- What is required:
Carry over every entry exactly as written, though not the pictures it contains.
[[ Dataset records open ]]
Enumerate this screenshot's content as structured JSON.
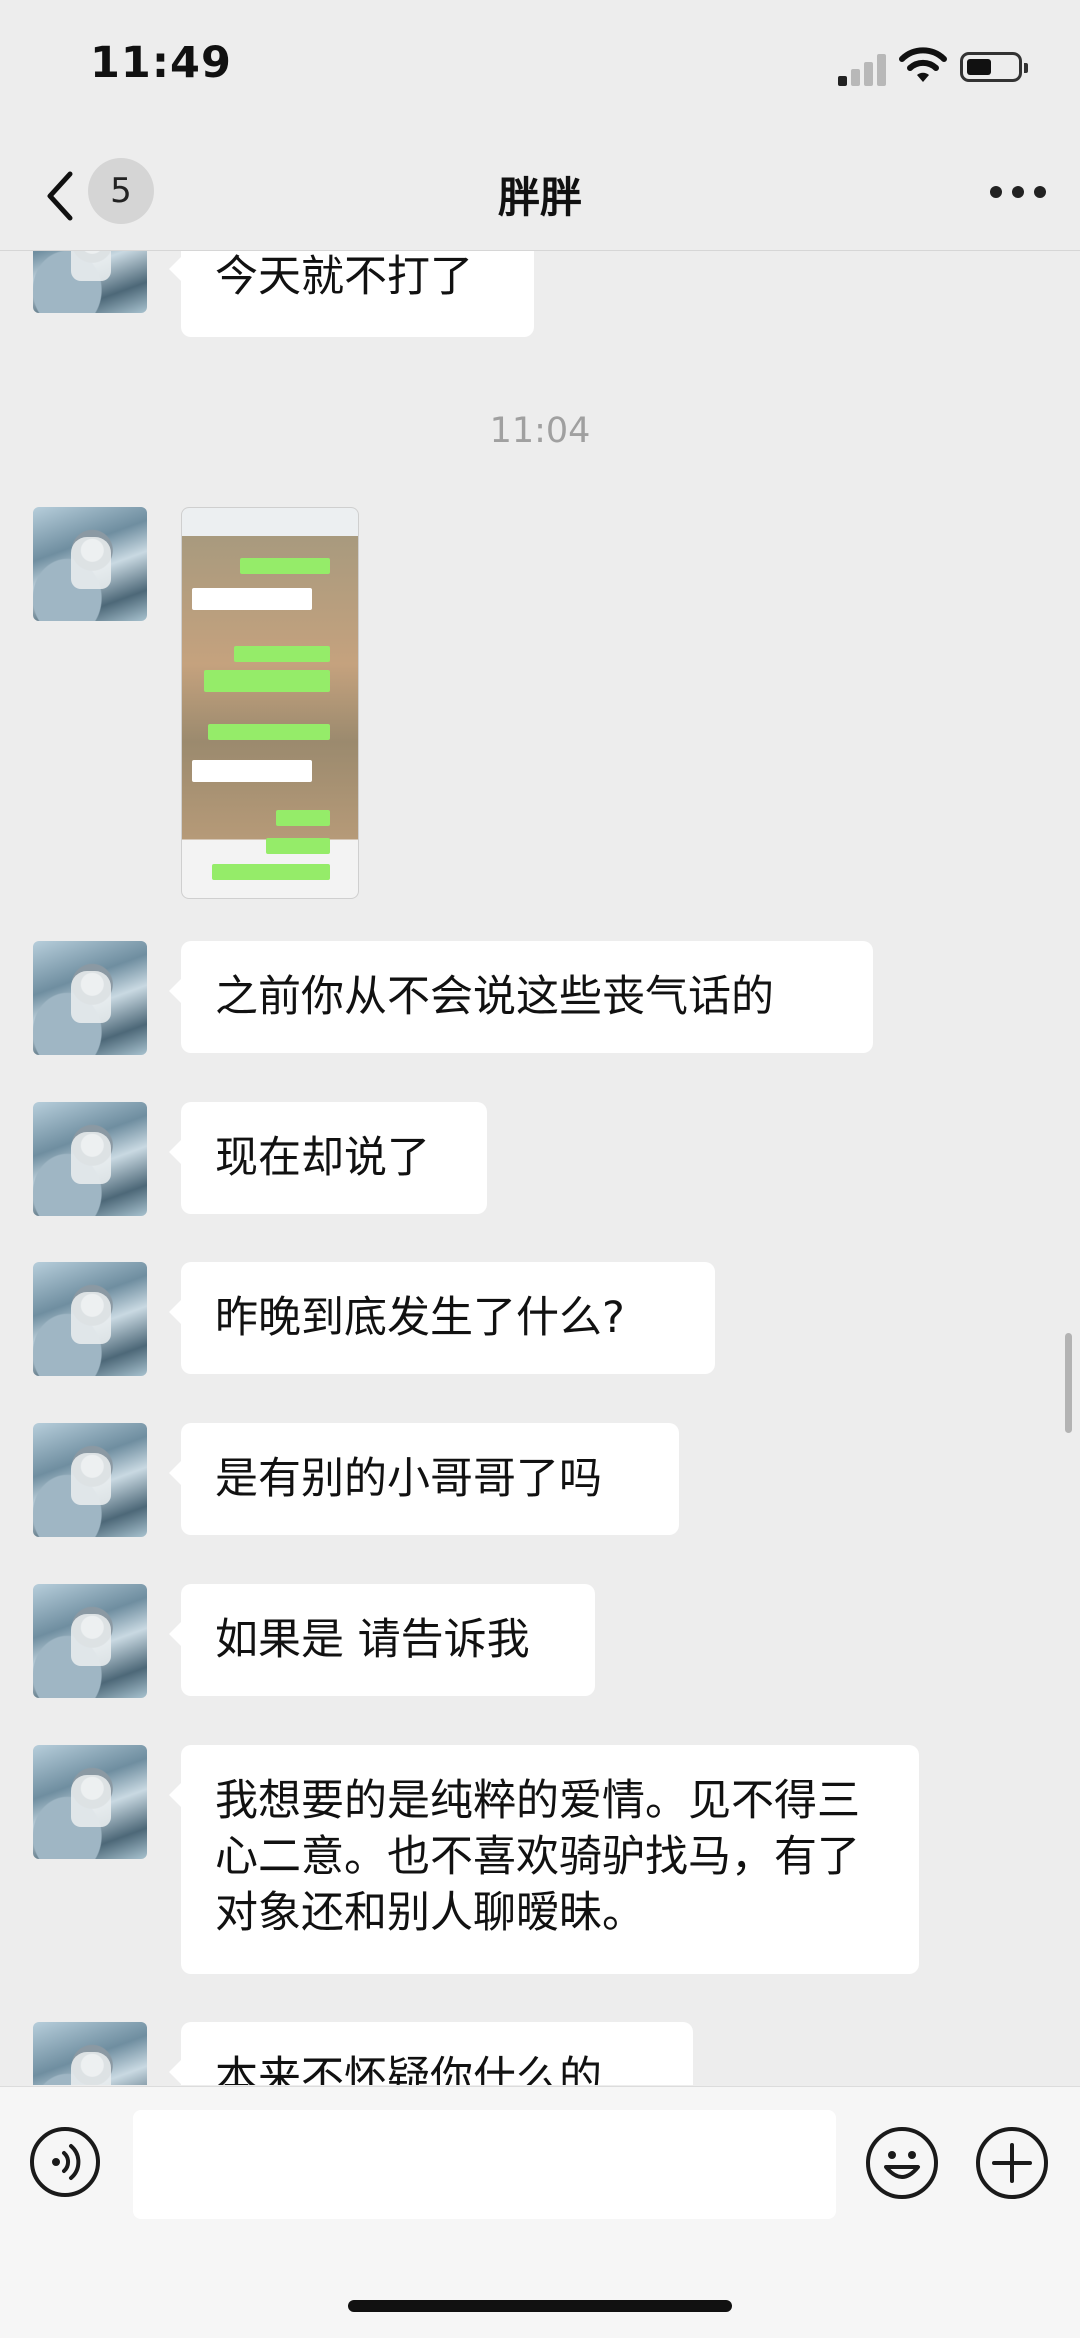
{
  "status_bar": {
    "time": "11:49"
  },
  "nav": {
    "back_badge": "5",
    "title": "胖胖"
  },
  "messages": [
    {
      "type": "text",
      "text": "今天就不打了"
    },
    {
      "type": "timestamp",
      "text": "11:04"
    },
    {
      "type": "image",
      "text": ""
    },
    {
      "type": "text",
      "text": "之前你从不会说这些丧气话的"
    },
    {
      "type": "text",
      "text": "现在却说了"
    },
    {
      "type": "text",
      "text": "昨晚到底发生了什么?"
    },
    {
      "type": "text",
      "text": "是有别的小哥哥了吗"
    },
    {
      "type": "text",
      "text": "如果是 请告诉我"
    },
    {
      "type": "text",
      "text": "我想要的是纯粹的爱情。见不得三心二意。也不喜欢骑驴找马，有了对象还和别人聊暧昧。"
    },
    {
      "type": "text",
      "text": "本来不怀疑你什么的"
    }
  ]
}
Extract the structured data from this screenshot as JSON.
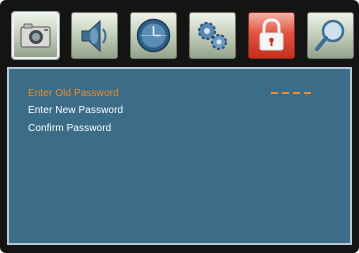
{
  "toolbar": {
    "tabs": [
      {
        "id": "picture",
        "icon": "camera-icon",
        "active": true
      },
      {
        "id": "audio",
        "icon": "speaker-icon",
        "active": false
      },
      {
        "id": "time",
        "icon": "clock-icon",
        "active": false
      },
      {
        "id": "setup",
        "icon": "gears-icon",
        "active": false
      },
      {
        "id": "lock",
        "icon": "padlock-icon",
        "active": false
      },
      {
        "id": "search",
        "icon": "magnifier-icon",
        "active": false
      }
    ]
  },
  "password_menu": {
    "items": [
      {
        "label": "Enter Old  Password",
        "selected": true
      },
      {
        "label": "Enter New Password",
        "selected": false
      },
      {
        "label": "Confirm Password",
        "selected": false
      }
    ],
    "old_password_entry": "----"
  },
  "colors": {
    "panel": "#3b6d88",
    "highlight": "#f08a2a",
    "text": "#ffffff",
    "frame": "#141414"
  }
}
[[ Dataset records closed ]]
- Output for this exercise:
Enumerate this screenshot's content as structured JSON.
{
  "status_bar": {
    "time": "11:49"
  },
  "nav": {
    "back_badge": "5",
    "title": "胖胖"
  },
  "messages": [
    {
      "type": "text",
      "text": "今天就不打了"
    },
    {
      "type": "timestamp",
      "text": "11:04"
    },
    {
      "type": "image",
      "text": ""
    },
    {
      "type": "text",
      "text": "之前你从不会说这些丧气话的"
    },
    {
      "type": "text",
      "text": "现在却说了"
    },
    {
      "type": "text",
      "text": "昨晚到底发生了什么?"
    },
    {
      "type": "text",
      "text": "是有别的小哥哥了吗"
    },
    {
      "type": "text",
      "text": "如果是 请告诉我"
    },
    {
      "type": "text",
      "text": "我想要的是纯粹的爱情。见不得三心二意。也不喜欢骑驴找马，有了对象还和别人聊暧昧。"
    },
    {
      "type": "text",
      "text": "本来不怀疑你什么的"
    }
  ]
}
Extract the structured data from this screenshot as JSON.
{
  "toolbar": {
    "tabs": [
      {
        "id": "picture",
        "icon": "camera-icon",
        "active": true
      },
      {
        "id": "audio",
        "icon": "speaker-icon",
        "active": false
      },
      {
        "id": "time",
        "icon": "clock-icon",
        "active": false
      },
      {
        "id": "setup",
        "icon": "gears-icon",
        "active": false
      },
      {
        "id": "lock",
        "icon": "padlock-icon",
        "active": false
      },
      {
        "id": "search",
        "icon": "magnifier-icon",
        "active": false
      }
    ]
  },
  "password_menu": {
    "items": [
      {
        "label": "Enter Old  Password",
        "selected": true
      },
      {
        "label": "Enter New Password",
        "selected": false
      },
      {
        "label": "Confirm Password",
        "selected": false
      }
    ],
    "old_password_entry": "----"
  },
  "colors": {
    "panel": "#3b6d88",
    "highlight": "#f08a2a",
    "text": "#ffffff",
    "frame": "#141414"
  }
}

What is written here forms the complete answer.